So, let's be honest. I haven't been the most pious Catholic in recent years. I have views on quite a few issues that are in direct conflict with the Catholic Church. Since having children Matt and I have both struggled with what role the Church will have in our lives and the lives of our children. While we value the idea of "church" as creating a framework from which to teach morality to our children, we also feel that "The Church" teaches things that are not what we want to teach our children. We want our kids to grow up respecting and valuing men and women equally. We want them to celebrate and rejoice with gay and lesbian couples who choose to raise children. We want our kids to be open minded and to respect and value all human beings with whom they come in contact equally. And quite honestly, we haven't felt that the Catholic Church is the place to foster these values and beliefs. So, we've struggled.
Yes, we baptized Ryan and will soon baptize Zachary in the Catholic church. And why do we do this you ask, if we disagree so strongly with so many things the Church teaches? It is because we have hope that things can change. It is because we value Jesus as a truly Christian person and we believe that the core of what he taught is worth living and emulating on a daily basis (even if the Church doesn't necessarily always teach the same way I believe Jesus would have). And so, we don't want to rule out the presence of the Church in our children's lives. That is for them to decide when they are old enough to question the way we have been and continue to.
And so, today the Catholic Church elected a new Pope. A Pope who is the first Latin American Pope, and of greater significance for me, the first Jesuit Pope. I went to Boston College, a Jesuit Institution and there grew to love and respect the Jesuits. Professors who were Jesuits were not just teachers, but mentors and friends. They were and are people who challenged me to challenge my faith. They not only welcomed my questions, but they added to my questions about faith. They taught about and lived lives focused on Social Justice. They were inclusive and welcoming to people of all backgrounds, thoughts, ideas, faiths, and ways of life. During my years at Boston College I was truly proud to call myself Catholic because I was surrounded by people who emulated to me what being Catholic is all about.

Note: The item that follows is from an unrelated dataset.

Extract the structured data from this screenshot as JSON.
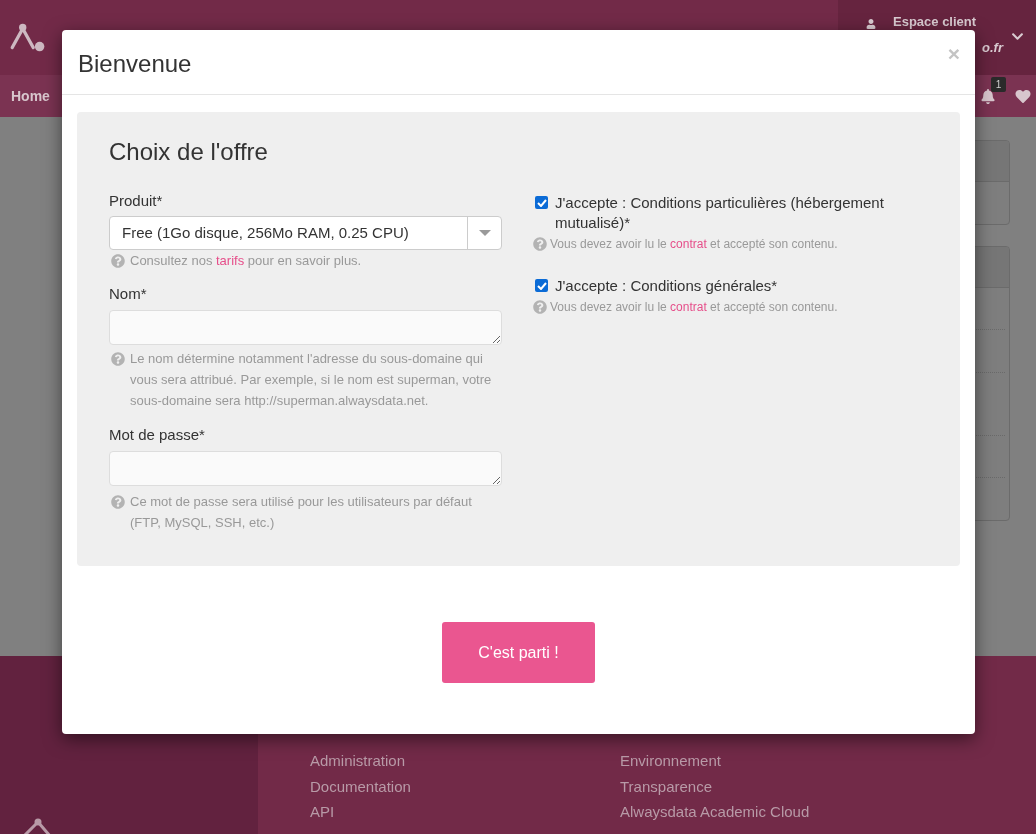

And thus, as Pope Francis I was introduced to all of us today for the first time, I was hopeful. I pray that he will heed the teachings of his Jesuit roots. If he can lead the church in a way that even somewhat resembles the way the Jesuits I know live their lives, then the Catholic Church will be a better institution because of it.